Every line that holds the word "Ingreso" needs to be copied from the data below.

*** Opening DATASET ***

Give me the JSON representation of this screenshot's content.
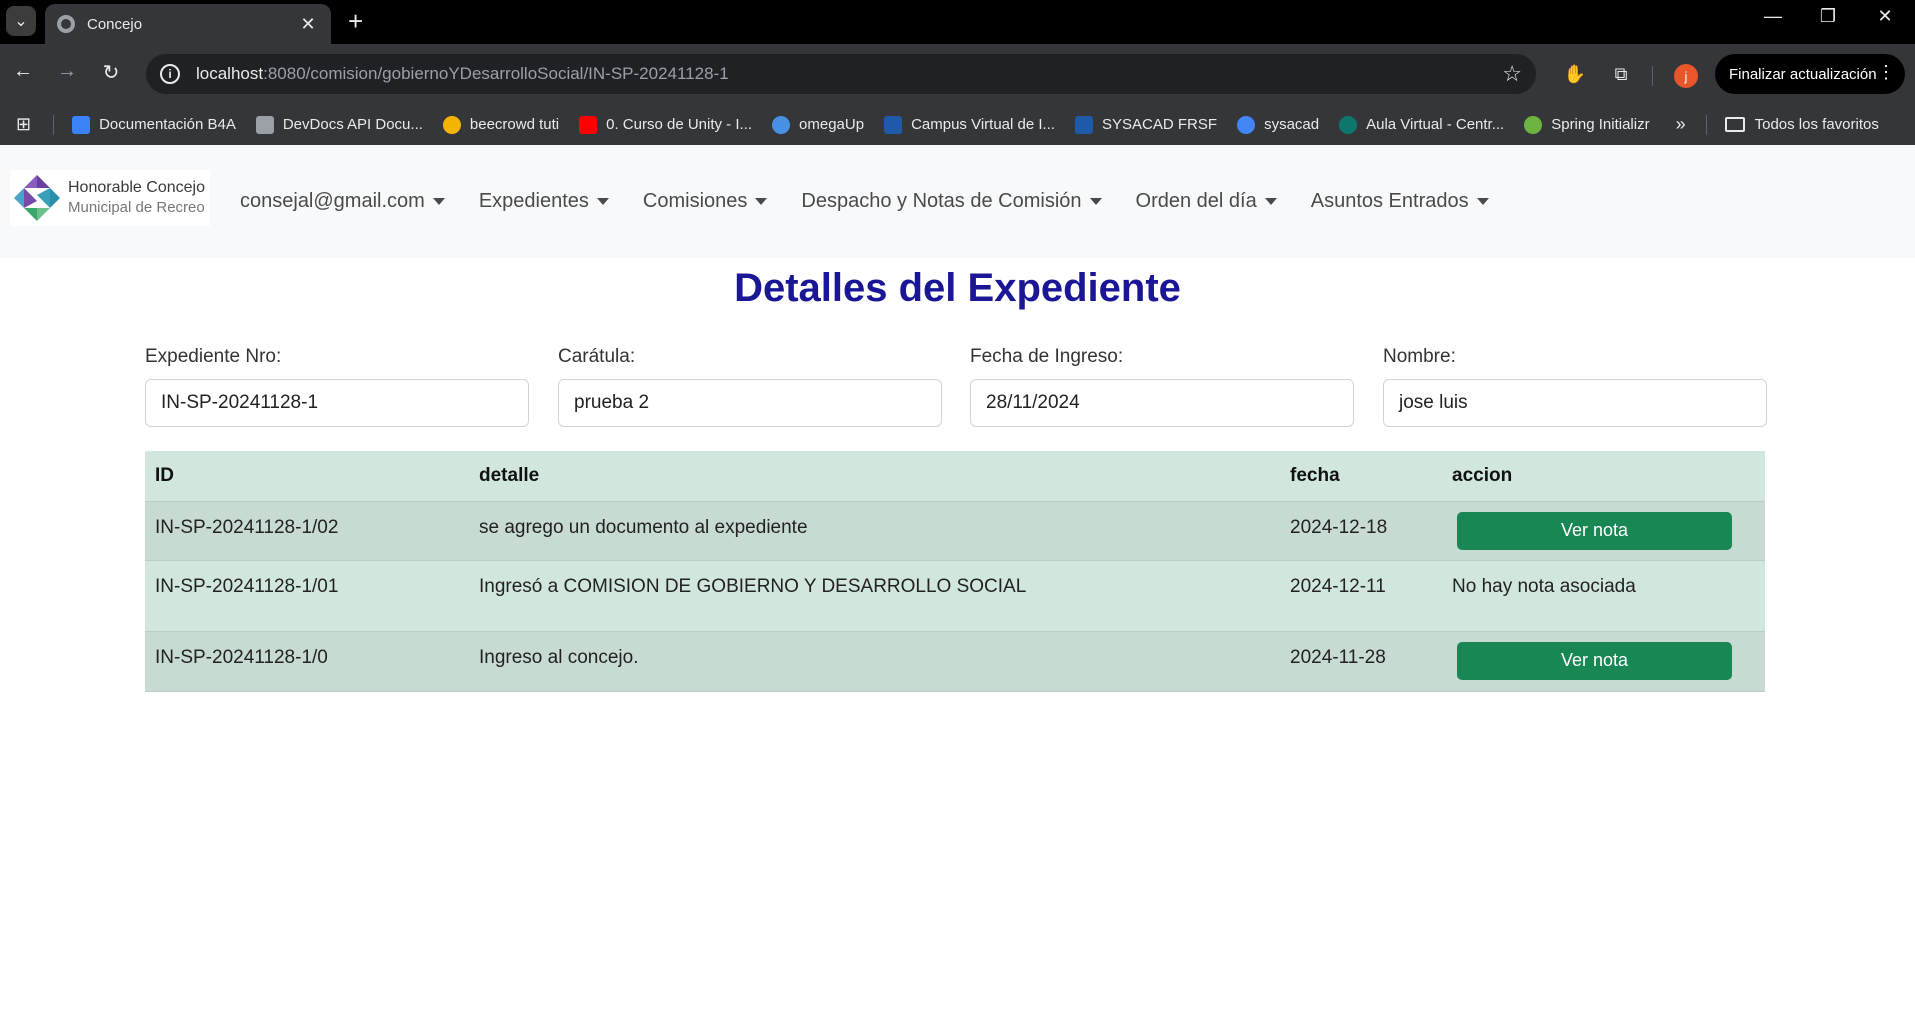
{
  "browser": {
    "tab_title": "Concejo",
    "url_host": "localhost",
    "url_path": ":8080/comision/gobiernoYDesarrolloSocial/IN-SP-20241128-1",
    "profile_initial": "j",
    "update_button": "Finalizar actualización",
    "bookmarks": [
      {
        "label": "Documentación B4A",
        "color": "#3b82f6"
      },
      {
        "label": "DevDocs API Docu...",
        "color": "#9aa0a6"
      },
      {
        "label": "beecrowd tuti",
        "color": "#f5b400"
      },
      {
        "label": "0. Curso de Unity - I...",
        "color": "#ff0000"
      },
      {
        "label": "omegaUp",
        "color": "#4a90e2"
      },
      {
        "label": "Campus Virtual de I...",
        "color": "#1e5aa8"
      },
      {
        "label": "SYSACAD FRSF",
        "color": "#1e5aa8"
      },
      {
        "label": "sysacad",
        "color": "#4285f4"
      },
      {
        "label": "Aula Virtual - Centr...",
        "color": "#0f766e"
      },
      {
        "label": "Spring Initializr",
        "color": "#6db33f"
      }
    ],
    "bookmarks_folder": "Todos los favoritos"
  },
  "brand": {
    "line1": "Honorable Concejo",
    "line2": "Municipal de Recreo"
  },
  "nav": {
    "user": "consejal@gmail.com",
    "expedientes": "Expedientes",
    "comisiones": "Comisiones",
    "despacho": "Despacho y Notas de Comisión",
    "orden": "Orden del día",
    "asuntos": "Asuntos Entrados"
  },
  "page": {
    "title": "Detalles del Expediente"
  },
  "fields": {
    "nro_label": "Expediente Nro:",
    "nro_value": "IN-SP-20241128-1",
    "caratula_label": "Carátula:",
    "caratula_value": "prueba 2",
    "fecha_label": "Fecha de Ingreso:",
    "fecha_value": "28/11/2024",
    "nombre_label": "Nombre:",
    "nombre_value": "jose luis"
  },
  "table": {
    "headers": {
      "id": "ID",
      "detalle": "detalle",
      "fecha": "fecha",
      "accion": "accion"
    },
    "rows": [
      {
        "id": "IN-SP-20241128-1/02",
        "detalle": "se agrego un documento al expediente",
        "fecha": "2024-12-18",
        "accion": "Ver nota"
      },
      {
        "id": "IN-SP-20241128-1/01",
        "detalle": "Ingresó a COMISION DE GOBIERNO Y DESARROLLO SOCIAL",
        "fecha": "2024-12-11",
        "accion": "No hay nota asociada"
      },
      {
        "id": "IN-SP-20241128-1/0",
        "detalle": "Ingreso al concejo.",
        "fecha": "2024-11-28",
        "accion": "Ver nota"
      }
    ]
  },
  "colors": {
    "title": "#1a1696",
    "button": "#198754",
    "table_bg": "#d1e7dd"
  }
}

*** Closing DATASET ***

#### RESULT OF THE TASK
    "fecha_label": "Fecha de Ingreso:",
        "detalle": "Ingreso al concejo.",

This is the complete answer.